- Phylogeny: Where did mentorship come from and how does it evolve?
- Adaptation: What are the benefits of mentorship?
It is clear to us that this framework applies to mentorship as a human behavior and relationship. Mentorship is a kind of relationship that is built, grows, develops, and has hierarchical value (mentor or instructor to student or apprentice). It has a clear function—an adaptive value. It also works in a particular way, for instance, through one-on-one instruction or as a cultural phenomenon in groups. From a phylogentic perspective, mentorship can form lineages and the act and practice of mentorship can also be inheritable. Depending on the culture of the lab or academic group you mature in, you might form mentoring behaviors and beliefs that are carried out elsewhere.
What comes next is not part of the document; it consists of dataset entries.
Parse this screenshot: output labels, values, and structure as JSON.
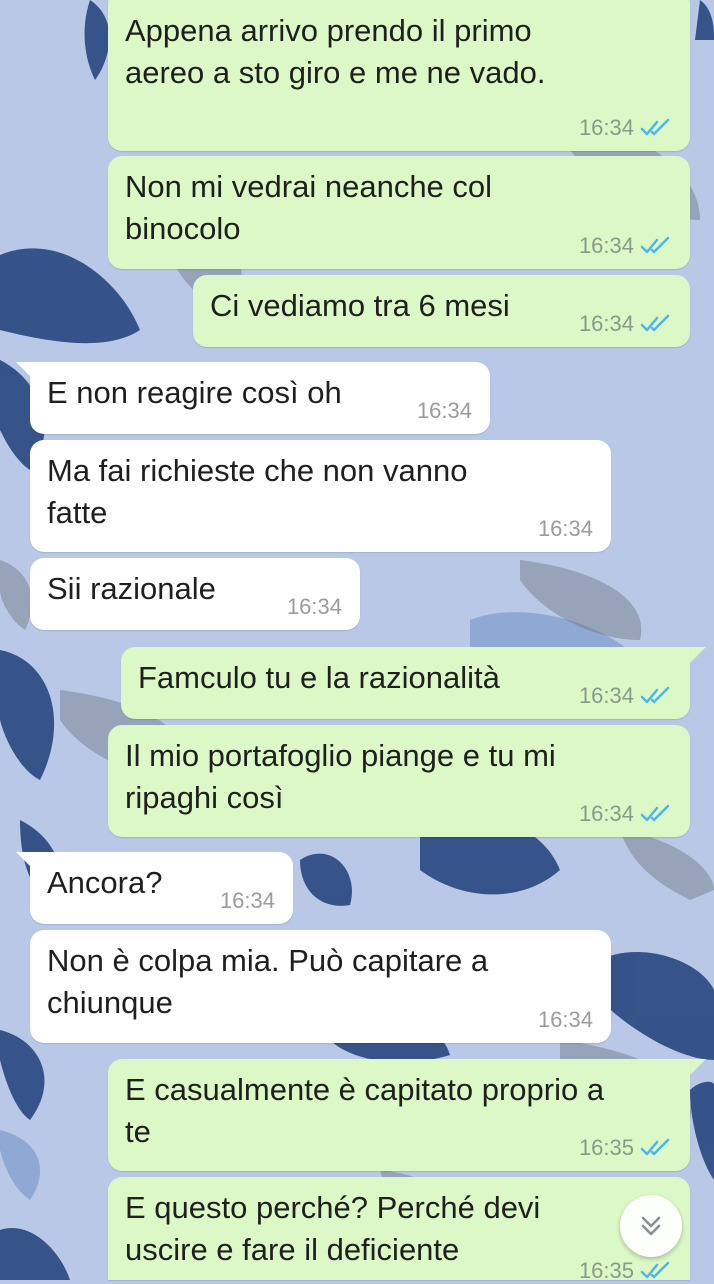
{
  "theme": {
    "outgoing_bubble": "#dcf8c6",
    "incoming_bubble": "#ffffff",
    "read_ticks": "#4fb6ec",
    "wallpaper": "#b9c8e6"
  },
  "messages": [
    {
      "direction": "outgoing",
      "text": "Appena arrivo prendo il primo\naereo a sto giro e me ne vado.",
      "time": "16:34",
      "status": "read"
    },
    {
      "direction": "outgoing",
      "text": "Non mi vedrai neanche col\nbinocolo",
      "time": "16:34",
      "status": "read"
    },
    {
      "direction": "outgoing",
      "text": "Ci vediamo tra 6 mesi",
      "time": "16:34",
      "status": "read"
    },
    {
      "direction": "incoming",
      "text": "E non reagire così oh",
      "time": "16:34"
    },
    {
      "direction": "incoming",
      "text": "Ma fai richieste che non vanno\nfatte",
      "time": "16:34"
    },
    {
      "direction": "incoming",
      "text": "Sii razionale",
      "time": "16:34"
    },
    {
      "direction": "outgoing",
      "text": "Famculo tu e la razionalità",
      "time": "16:34",
      "status": "read"
    },
    {
      "direction": "outgoing",
      "text": "Il mio portafoglio piange e tu mi\nripaghi così",
      "time": "16:34",
      "status": "read"
    },
    {
      "direction": "incoming",
      "text": "Ancora?",
      "time": "16:34"
    },
    {
      "direction": "incoming",
      "text": "Non è colpa mia. Può capitare a\nchiunque",
      "time": "16:34"
    },
    {
      "direction": "outgoing",
      "text": "E casualmente è capitato proprio a\nte",
      "time": "16:35",
      "status": "read"
    },
    {
      "direction": "outgoing",
      "text": "E questo perché? Perché devi\nuscire e fare il deficiente",
      "time": "16:35",
      "status": "read"
    }
  ],
  "scroll_button": {
    "icon": "chevron-double-down-icon"
  }
}
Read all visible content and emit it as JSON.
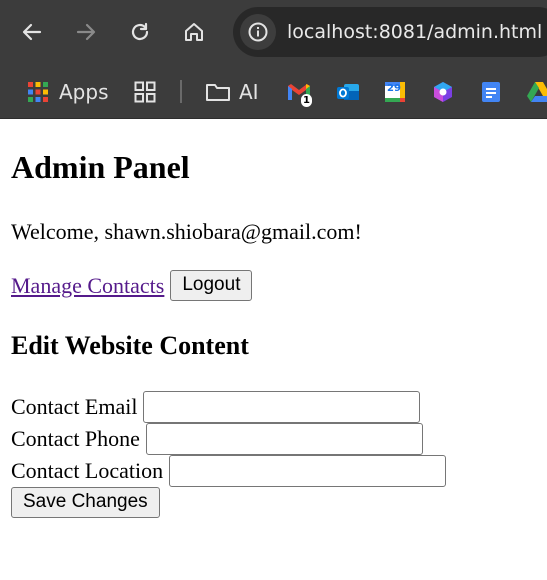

In any case, we already understand and make salient mentorship relationships in terms of “academic pedigrees.”
When we take a step back to think about the conditions that create, enable, or disrupt mentorship, we can also think in terms of Tinbergen’s Four Questions:
- Mechanism: How does the system of mentorship influence the mechanisms that enable mentorship programming?
- Ontogeny: How does experience influence the development of mentorship?
- Phylogeny: How does history or procedure predetermine acceptance, expectations, and implementation of mentorship?
- Adaptation: When experiences influence mentoring behavior, how does this new variation modify success?
Each fellow offered their own answers to these questions. We invite you to do the same.
Practice: let’s build our own mentorship network
The KLI is a unique place with its own conditions for unique types of mentorship: the constitution of the institute is transient and dynamic, which can offer opportunities for fellows to get away from entrenched institutional cultures and politics and the freedom to form new relationships with those outside of their regular, disciplinary networks.
In this last exercise, we reflected on the types of mentorships that can happen at the KLI. We sought out models of mentorship in other institutes, countries, or beyond academic in the industry. Many universities in the US have also institutionalized mentorship programs into the benefit packages of tenure-track academics to help them succeed. Fellows with industry experience remarked that mentorship programs are often built into their workplace as it is an investment in the company’s workforce.
Mentorship is not a given
Mentorship is not a given, either to the mentor or to the mentee. Not everyone knows how to do it properly, to know what mentees might need to succeed. Yet mentorship is often the solution and key to forging a way out in academia. Our three-part activity was a way for fellows—mostly early career scholars in their postdoc and late-stage PhD phase— to have the opportunity to reflect on the kind of help they need and the kind of help they can eventually offer.
This text, written by Lynn Chiu, was developed by interviewing Stephanie and Nicole.